How did you make the gizmo?
— I developed it in a way so it firstly finds the radio frequency your keyboard is communicating on automatically, and then is able to detect that it's a keyboard by the communications and begins to wireless monitor the communications.
Can it really decrypt any keystroke from a keyboard, even from the “safest” one?
— Yes, it can decrypt every key of almost every Microsoft wireless keyboard.
I imagine you don't have a target public. But do you think that it could be used by anyone?
— Anyone is the audience as it's not meant for people to abuse, but for people to learn what is possible.
The KeySweeper took $10 to make. Do you plan to sell in en masse for profit?
— I don't sell them, this is simply the cost of raw materials to build it. I exemplify how inexpensive it is to exploit.
So, what are your plans now?
— I have no other plans.
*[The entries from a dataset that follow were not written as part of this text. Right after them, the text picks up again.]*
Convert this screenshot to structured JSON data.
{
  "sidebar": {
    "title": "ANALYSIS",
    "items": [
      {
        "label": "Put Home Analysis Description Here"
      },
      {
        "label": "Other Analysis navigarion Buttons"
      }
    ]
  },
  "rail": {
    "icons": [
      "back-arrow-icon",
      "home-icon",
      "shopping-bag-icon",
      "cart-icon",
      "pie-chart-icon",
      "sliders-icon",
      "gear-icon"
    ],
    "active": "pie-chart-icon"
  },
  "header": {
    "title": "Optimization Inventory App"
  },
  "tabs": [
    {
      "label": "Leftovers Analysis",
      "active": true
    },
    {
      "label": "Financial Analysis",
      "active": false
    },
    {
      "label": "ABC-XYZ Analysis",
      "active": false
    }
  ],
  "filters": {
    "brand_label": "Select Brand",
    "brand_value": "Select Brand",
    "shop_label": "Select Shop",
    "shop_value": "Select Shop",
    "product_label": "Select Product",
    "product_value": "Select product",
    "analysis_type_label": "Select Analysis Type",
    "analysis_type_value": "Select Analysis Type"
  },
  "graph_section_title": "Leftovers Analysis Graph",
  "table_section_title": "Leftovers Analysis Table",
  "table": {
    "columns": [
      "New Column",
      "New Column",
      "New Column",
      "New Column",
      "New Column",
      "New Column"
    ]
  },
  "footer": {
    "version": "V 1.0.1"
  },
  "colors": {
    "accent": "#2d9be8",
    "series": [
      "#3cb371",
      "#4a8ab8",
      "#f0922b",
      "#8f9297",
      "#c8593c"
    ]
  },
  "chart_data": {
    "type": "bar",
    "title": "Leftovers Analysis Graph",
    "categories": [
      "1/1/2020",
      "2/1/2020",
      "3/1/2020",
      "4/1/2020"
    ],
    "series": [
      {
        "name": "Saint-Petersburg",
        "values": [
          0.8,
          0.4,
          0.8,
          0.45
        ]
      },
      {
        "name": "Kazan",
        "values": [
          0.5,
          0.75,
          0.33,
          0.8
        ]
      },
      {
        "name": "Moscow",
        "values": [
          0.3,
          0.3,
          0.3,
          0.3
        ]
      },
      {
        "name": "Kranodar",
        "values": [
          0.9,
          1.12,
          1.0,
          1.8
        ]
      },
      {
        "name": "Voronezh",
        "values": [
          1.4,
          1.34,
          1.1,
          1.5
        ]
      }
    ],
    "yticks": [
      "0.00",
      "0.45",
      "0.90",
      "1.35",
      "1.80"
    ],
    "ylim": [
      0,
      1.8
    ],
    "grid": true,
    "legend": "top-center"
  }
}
I've made everything public, open source and open hardware for people to deeply inspect and understand the problem, and to make wiser decisions when using keyboards in their homes and businesses.